Today, OPEC is showing some solidarity in throttling back production. In early January, the data show that OPEC has already sliced 1.5 million barrels per day from its output, a commendable effort relative to their target of a 2.2 million barrel per day cut for the month.

Calibrating oil supply to match expected demand is a tricky business, especially in today’s economy. OPEC certainly has a vested interest in pushing prices back up to minimally acceptable levels for the long run. How successful it will be in the short term depends on how bad the demand collapse will be this year. But there is little doubt that the group will ultimately succeed, because the very survival of these countries depends upon it. And before some scofflaws chuckle at the thought of OPEC disintegrating and sheikhs being impoverished, just think for a moment of jihadists in the Persian Gulf taking control of more than half of the world’s oil reserves from these weakened governments.

So the question becomes: At what level will OPEC keep production to support oil prices in the long run? The answer is simple: A level that ensures the highest prices possible without encouraging more competition for OPEC or major conservation measures.  (OK, maybe not so simple—the devil is in the details.)

Some analysts put OPEC’s target price level at $75 per barrel to support their collective budgets. Even without guessing how bad the demand decline could get this year, that seems a bit out of reach, barring some major supply cutoff. It will be largely up to Saudi Arabia to make the kind of cuts needed to support that price level, and that could leave the kingdom’s surplus capacity—and therefore lost market share—at an uncomfortable level, especially if it remains there for a long time.  Perhaps a more comfortable price level would be $50-60 per barrel. That could choke off some of the costlier non-OPEC supply initiatives and keep fuel costs low enough to spur demand again significantly. (A corollary benefit would be to rein in Iran’s and Venezuela’s shenanigans—something to comfort Saudi Arabia and its key customer, the US.)

But what if a massive effort ensues to develop alternative transportation fuels?

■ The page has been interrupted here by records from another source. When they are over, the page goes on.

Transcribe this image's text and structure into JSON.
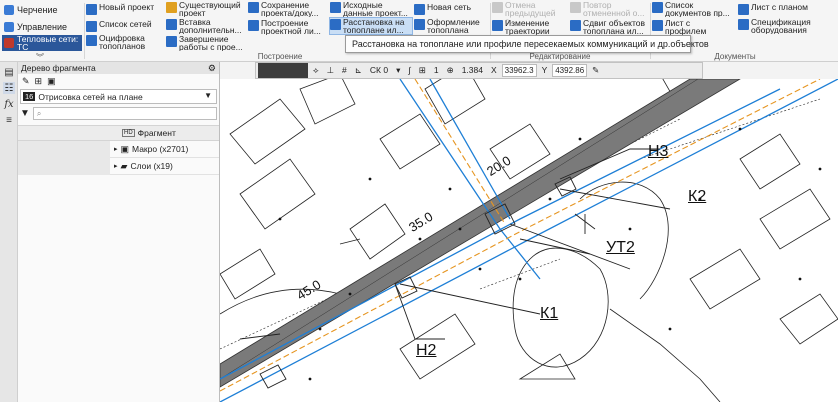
{
  "modes": [
    {
      "label": "Черчение",
      "active": false
    },
    {
      "label": "Управление",
      "active": false
    },
    {
      "label": "Тепловые сети: ТС",
      "active": true
    }
  ],
  "ribbon": {
    "items": [
      {
        "label": "Новый проект",
        "color": "#2b6cc4"
      },
      {
        "label": "Список сетей",
        "color": "#2b6cc4"
      },
      {
        "label": "Оцифровка топопланов",
        "color": "#2b6cc4"
      },
      {
        "label": "Существующий проект",
        "color": "#e0a020"
      },
      {
        "label": "Вставка дополнительн...",
        "color": "#2b6cc4"
      },
      {
        "label": "Завершение работы с прое...",
        "color": "#2b6cc4"
      },
      {
        "label": "Сохранение проекта/доку...",
        "color": "#2b6cc4"
      },
      {
        "label": "Построение проектной ли...",
        "color": "#2b6cc4"
      },
      {
        "label": "Исходные данные проект...",
        "color": "#2b6cc4"
      },
      {
        "label": "Расстановка на топоплане ил...",
        "color": "#2b6cc4"
      },
      {
        "label": "Новая сеть",
        "color": "#2b6cc4"
      },
      {
        "label": "Оформление топоплана ил...",
        "color": "#2b6cc4"
      },
      {
        "label": "Отмена предыдущей о...",
        "color": "#b8b8b8"
      },
      {
        "label": "Изменение траектории сети",
        "color": "#2b6cc4"
      },
      {
        "label": "Повтор отмененной о...",
        "color": "#b8b8b8"
      },
      {
        "label": "Сдвиг объектов топоплана ил...",
        "color": "#2b6cc4"
      },
      {
        "label": "Список документов пр...",
        "color": "#2b6cc4"
      },
      {
        "label": "Лист с профилем",
        "color": "#2b6cc4"
      },
      {
        "label": "Лист с планом",
        "color": "#2b6cc4"
      },
      {
        "label": "Спецификация оборудования",
        "color": "#2b6cc4"
      }
    ],
    "groups": [
      "Построение",
      "Редактирование",
      "Документы"
    ],
    "collapse_icon": "chevron-double-down-icon"
  },
  "tooltip": "Расстановка на топоплане или профиле пересекаемых коммуникаций и др.объектов",
  "panel": {
    "title": "Дерево фрагмента",
    "layer_number": "16",
    "layer_name": "Отрисовка сетей на плане",
    "column_header": "Фрагмент",
    "rows": [
      {
        "label": "Макро (x2701)",
        "icon": "macro-icon"
      },
      {
        "label": "Слои (x19)",
        "icon": "folder-icon"
      }
    ]
  },
  "toolbar": {
    "cs": "СК 0",
    "style": "1",
    "zoom": "1.384",
    "x_label": "X",
    "x_value": "33962.3",
    "y_label": "Y",
    "y_value": "4392.86"
  },
  "drawing": {
    "pipe_color": "#1e7fd6",
    "accent_orange": "#e69520",
    "road_color": "#7a7a7a",
    "labels": {
      "n3": "Н3",
      "k2": "К2",
      "ut2": "УТ2",
      "k1": "К1",
      "n2": "Н2",
      "d20": "20.0",
      "d35": "35.0",
      "d45": "45.0"
    }
  }
}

That seems doubtful. A huge turnover of the global vehicle fleet to electricity or hydrogen is a generation away. Only biofuels have the potential to make an immediate large-scale dent in petroleum-based transportation fuels’ markets. Yet the best estimates are that biofuels will account for less than 3% of the market by 2030, up from less than 2% today.

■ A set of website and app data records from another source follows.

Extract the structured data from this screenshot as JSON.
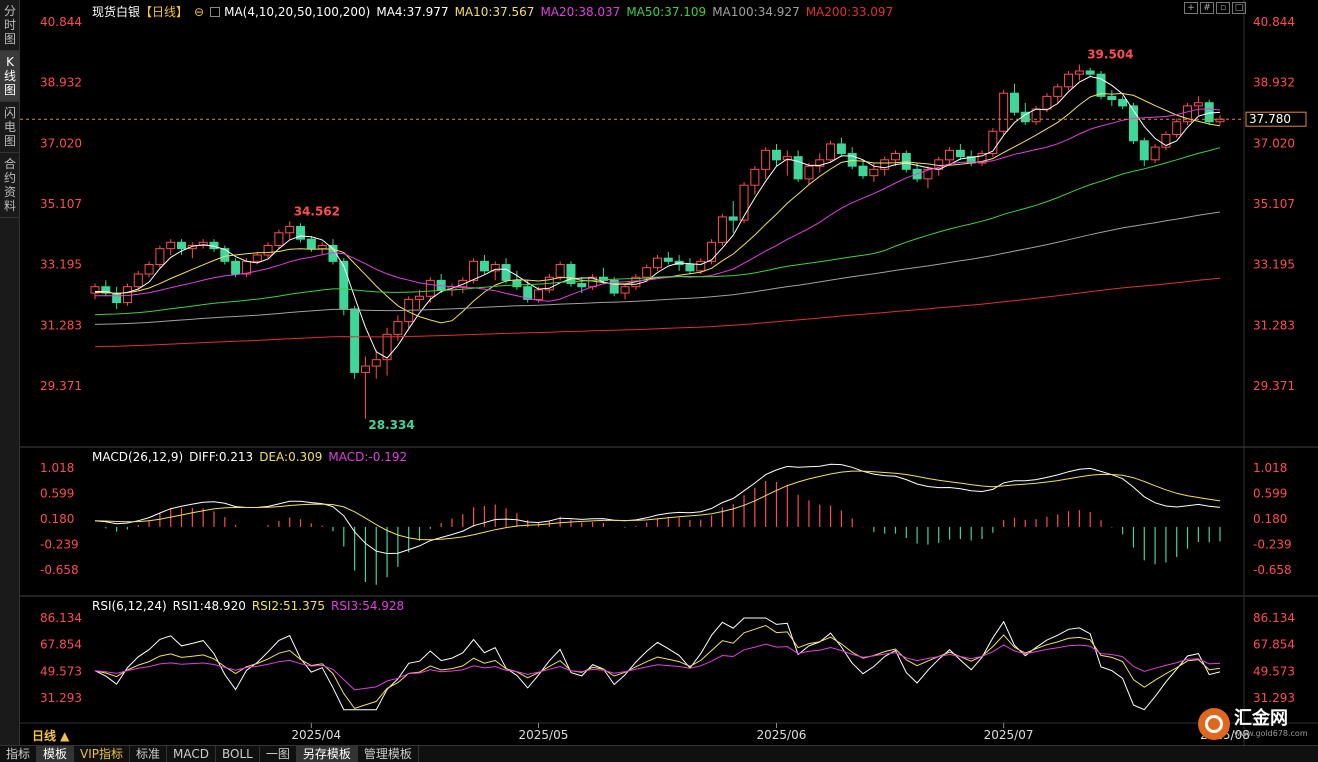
{
  "left_tabs": [
    {
      "label": "分时图",
      "active": false
    },
    {
      "label": "K线图",
      "active": true
    },
    {
      "label": "闪电图",
      "active": false
    },
    {
      "label": "合约资料",
      "active": false
    }
  ],
  "header": {
    "symbol": "现货白银",
    "period": "【日线】",
    "ma_params": "MA(4,10,20,50,100,200)",
    "ma4": "MA4:37.977",
    "ma10": "MA10:37.567",
    "ma20": "MA20:38.037",
    "ma50": "MA50:37.109",
    "ma100": "MA100:34.927",
    "ma200": "MA200:33.097"
  },
  "price_axis": [
    "40.844",
    "38.932",
    "37.020",
    "35.107",
    "33.195",
    "31.283",
    "29.371"
  ],
  "current_price": "37.780",
  "annotations": {
    "high": "39.504",
    "mid_high": "34.562",
    "low": "28.334"
  },
  "macd": {
    "label": "MACD(26,12,9)",
    "diff": "DIFF:0.213",
    "dea": "DEA:0.309",
    "macd": "MACD:-0.192",
    "axis": [
      "1.018",
      "0.599",
      "0.180",
      "-0.239",
      "-0.658"
    ]
  },
  "rsi": {
    "label": "RSI(6,12,24)",
    "rsi1": "RSI1:48.920",
    "rsi2": "RSI2:51.375",
    "rsi3": "RSI3:54.928",
    "axis": [
      "86.134",
      "67.854",
      "49.573",
      "31.293"
    ]
  },
  "dates": [
    "2025/04",
    "2025/05",
    "2025/06",
    "2025/07",
    "2025/08"
  ],
  "day_button": "日线 ▲",
  "toolbar": [
    {
      "label": "指标",
      "sel": false,
      "vip": false
    },
    {
      "label": "模板",
      "sel": true,
      "vip": false
    },
    {
      "label": "VIP指标",
      "sel": false,
      "vip": true
    },
    {
      "label": "标准",
      "sel": false,
      "vip": false
    },
    {
      "label": "MACD",
      "sel": false,
      "vip": false
    },
    {
      "label": "BOLL",
      "sel": false,
      "vip": false
    },
    {
      "label": "一图",
      "sel": false,
      "vip": false
    },
    {
      "label": "另存模板",
      "sel": true,
      "vip": false
    },
    {
      "label": "管理模板",
      "sel": false,
      "vip": false
    }
  ],
  "logo": {
    "name": "汇金网",
    "url": "www.gold678.com"
  },
  "colors": {
    "up": "#ff4d4d",
    "down": "#3fd69a",
    "ma4": "#ffffff",
    "ma10": "#f0e060",
    "ma20": "#e040e0",
    "ma50": "#40d040",
    "ma100": "#a0a0a0",
    "ma200": "#e03030",
    "axis_text": "#ff4d4d"
  },
  "chart_data": {
    "type": "candlestick",
    "ylim": [
      28.334,
      40.844
    ],
    "candles": [
      [
        32.3,
        32.6,
        32.1,
        32.5
      ],
      [
        32.5,
        32.7,
        32.2,
        32.3
      ],
      [
        32.3,
        32.5,
        31.8,
        32.0
      ],
      [
        32.0,
        32.6,
        31.9,
        32.5
      ],
      [
        32.5,
        33.0,
        32.4,
        32.9
      ],
      [
        32.9,
        33.3,
        32.8,
        33.2
      ],
      [
        33.2,
        33.8,
        33.1,
        33.7
      ],
      [
        33.7,
        34.0,
        33.5,
        33.9
      ],
      [
        33.9,
        34.0,
        33.5,
        33.7
      ],
      [
        33.7,
        33.9,
        33.4,
        33.8
      ],
      [
        33.8,
        34.0,
        33.7,
        33.9
      ],
      [
        33.9,
        34.0,
        33.6,
        33.7
      ],
      [
        33.7,
        33.8,
        33.2,
        33.3
      ],
      [
        33.3,
        33.4,
        32.8,
        32.9
      ],
      [
        32.9,
        33.4,
        32.8,
        33.3
      ],
      [
        33.3,
        33.6,
        33.2,
        33.5
      ],
      [
        33.5,
        33.9,
        33.4,
        33.8
      ],
      [
        33.8,
        34.3,
        33.7,
        34.2
      ],
      [
        34.2,
        34.56,
        34.0,
        34.4
      ],
      [
        34.4,
        34.5,
        33.9,
        34.0
      ],
      [
        34.0,
        34.1,
        33.6,
        33.7
      ],
      [
        33.7,
        33.9,
        33.5,
        33.8
      ],
      [
        33.8,
        34.0,
        33.2,
        33.3
      ],
      [
        33.3,
        33.4,
        31.6,
        31.8
      ],
      [
        31.8,
        31.9,
        29.6,
        29.8
      ],
      [
        29.8,
        30.3,
        28.334,
        30.0
      ],
      [
        30.0,
        30.5,
        29.6,
        30.2
      ],
      [
        30.2,
        31.2,
        29.7,
        31.0
      ],
      [
        31.0,
        31.6,
        30.8,
        31.4
      ],
      [
        31.4,
        32.2,
        31.2,
        32.1
      ],
      [
        32.1,
        32.4,
        31.8,
        32.2
      ],
      [
        32.2,
        32.8,
        32.0,
        32.7
      ],
      [
        32.7,
        32.9,
        32.3,
        32.4
      ],
      [
        32.4,
        32.6,
        32.2,
        32.5
      ],
      [
        32.5,
        32.8,
        32.3,
        32.7
      ],
      [
        32.7,
        33.4,
        32.6,
        33.3
      ],
      [
        33.3,
        33.5,
        32.9,
        33.0
      ],
      [
        33.0,
        33.3,
        32.7,
        33.2
      ],
      [
        33.2,
        33.4,
        32.6,
        32.7
      ],
      [
        32.7,
        33.0,
        32.4,
        32.5
      ],
      [
        32.5,
        32.7,
        32.0,
        32.1
      ],
      [
        32.1,
        32.5,
        32.0,
        32.4
      ],
      [
        32.4,
        32.9,
        32.3,
        32.8
      ],
      [
        32.8,
        33.3,
        32.7,
        33.2
      ],
      [
        33.2,
        33.3,
        32.5,
        32.6
      ],
      [
        32.6,
        32.8,
        32.3,
        32.5
      ],
      [
        32.5,
        32.9,
        32.4,
        32.8
      ],
      [
        32.8,
        33.1,
        32.6,
        32.7
      ],
      [
        32.7,
        32.8,
        32.2,
        32.3
      ],
      [
        32.3,
        32.6,
        32.1,
        32.5
      ],
      [
        32.5,
        32.9,
        32.4,
        32.8
      ],
      [
        32.8,
        33.2,
        32.7,
        33.1
      ],
      [
        33.1,
        33.5,
        33.0,
        33.4
      ],
      [
        33.4,
        33.6,
        33.2,
        33.3
      ],
      [
        33.3,
        33.5,
        33.0,
        33.2
      ],
      [
        33.2,
        33.4,
        32.9,
        33.0
      ],
      [
        33.0,
        33.4,
        32.9,
        33.3
      ],
      [
        33.3,
        34.0,
        33.2,
        33.9
      ],
      [
        33.9,
        34.8,
        33.8,
        34.7
      ],
      [
        34.7,
        35.2,
        34.2,
        34.6
      ],
      [
        34.6,
        35.8,
        34.5,
        35.7
      ],
      [
        35.7,
        36.3,
        35.4,
        36.2
      ],
      [
        36.2,
        36.9,
        35.9,
        36.8
      ],
      [
        36.8,
        37.0,
        36.3,
        36.5
      ],
      [
        36.5,
        36.8,
        36.0,
        36.6
      ],
      [
        36.6,
        36.8,
        35.8,
        35.9
      ],
      [
        35.9,
        36.4,
        35.7,
        36.3
      ],
      [
        36.3,
        36.7,
        36.1,
        36.5
      ],
      [
        36.5,
        37.1,
        36.4,
        37.0
      ],
      [
        37.0,
        37.2,
        36.6,
        36.7
      ],
      [
        36.7,
        36.9,
        36.2,
        36.3
      ],
      [
        36.3,
        36.5,
        35.9,
        36.0
      ],
      [
        36.0,
        36.4,
        35.8,
        36.2
      ],
      [
        36.2,
        36.6,
        36.0,
        36.5
      ],
      [
        36.5,
        36.8,
        36.3,
        36.7
      ],
      [
        36.7,
        36.8,
        36.1,
        36.2
      ],
      [
        36.2,
        36.4,
        35.8,
        35.9
      ],
      [
        35.9,
        36.3,
        35.6,
        36.2
      ],
      [
        36.2,
        36.6,
        36.0,
        36.5
      ],
      [
        36.5,
        36.9,
        36.4,
        36.8
      ],
      [
        36.8,
        37.0,
        36.5,
        36.6
      ],
      [
        36.6,
        36.8,
        36.3,
        36.4
      ],
      [
        36.4,
        36.8,
        36.3,
        36.7
      ],
      [
        36.7,
        37.5,
        36.6,
        37.4
      ],
      [
        37.4,
        38.7,
        37.3,
        38.6
      ],
      [
        38.6,
        38.9,
        37.9,
        38.0
      ],
      [
        38.0,
        38.3,
        37.6,
        37.7
      ],
      [
        37.7,
        38.2,
        37.6,
        38.1
      ],
      [
        38.1,
        38.6,
        38.0,
        38.5
      ],
      [
        38.5,
        38.9,
        38.3,
        38.8
      ],
      [
        38.8,
        39.3,
        38.7,
        39.2
      ],
      [
        39.2,
        39.504,
        39.0,
        39.3
      ],
      [
        39.3,
        39.4,
        39.1,
        39.2
      ],
      [
        39.2,
        39.3,
        38.4,
        38.5
      ],
      [
        38.5,
        38.7,
        38.2,
        38.4
      ],
      [
        38.4,
        38.5,
        38.1,
        38.2
      ],
      [
        38.2,
        38.3,
        37.0,
        37.1
      ],
      [
        37.1,
        37.2,
        36.3,
        36.5
      ],
      [
        36.5,
        37.0,
        36.4,
        36.9
      ],
      [
        36.9,
        37.4,
        36.8,
        37.3
      ],
      [
        37.3,
        37.8,
        37.2,
        37.7
      ],
      [
        37.7,
        38.3,
        37.6,
        38.2
      ],
      [
        38.2,
        38.5,
        37.9,
        38.3
      ],
      [
        38.3,
        38.4,
        37.6,
        37.7
      ],
      [
        37.7,
        37.9,
        37.6,
        37.78
      ]
    ]
  }
}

Sure, it’s conceivable that a combination of heavy taxes on petroleum-based transportation fuels and tax credits for biofueled cars could make an even bigger dent in oil’s market share in the years to come. And then it might occur to the Saudis to revisit 1986. Just as the prospect of $150-200/barrel oil invigorated prospects for renewable energy and biofuels in particular, the threat of $25/barrel ($10/barrel?) oil will have the opposite effect. And all the Kyoto agreements and green energy initiatives by the new Congress and new administration won’t change that. That’s especially the case when new economic powerhouses such as China and India, exempt from Kyoto’s strictures, continue to flout the treaty’s ultimate intent in order to sustain their recently booming economies after the current downturn has run its course.

Does anyone really believe that the American public would stand for a policy that pours billions of taxpayer dollars into an uneconomic commodity while also keeping fuel costs high, forcing them into vehicles they don’t really want, and enabling the country’s main new economic rival to become even more competitive—especially in these perilous economic times?

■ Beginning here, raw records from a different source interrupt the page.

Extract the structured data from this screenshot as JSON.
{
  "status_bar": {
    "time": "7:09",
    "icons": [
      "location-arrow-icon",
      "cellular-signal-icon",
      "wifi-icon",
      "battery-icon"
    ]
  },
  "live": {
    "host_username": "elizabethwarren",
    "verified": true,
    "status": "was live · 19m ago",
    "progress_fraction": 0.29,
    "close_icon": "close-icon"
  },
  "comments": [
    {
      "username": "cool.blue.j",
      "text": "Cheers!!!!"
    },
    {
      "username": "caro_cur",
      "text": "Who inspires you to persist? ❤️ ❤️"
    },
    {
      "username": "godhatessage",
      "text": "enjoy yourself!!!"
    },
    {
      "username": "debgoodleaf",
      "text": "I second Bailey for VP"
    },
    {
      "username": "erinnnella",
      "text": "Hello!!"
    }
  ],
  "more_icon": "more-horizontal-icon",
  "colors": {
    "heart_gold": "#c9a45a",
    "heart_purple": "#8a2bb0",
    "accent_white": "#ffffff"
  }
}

So don’t dust off those funeral togs just yet. The oil industry will be alive and kicking for decades to come.

A smart US energy policy would recognize that certainty and do everything possible to support domestic oil producers by helping to keep the playing field level, not making it tougher.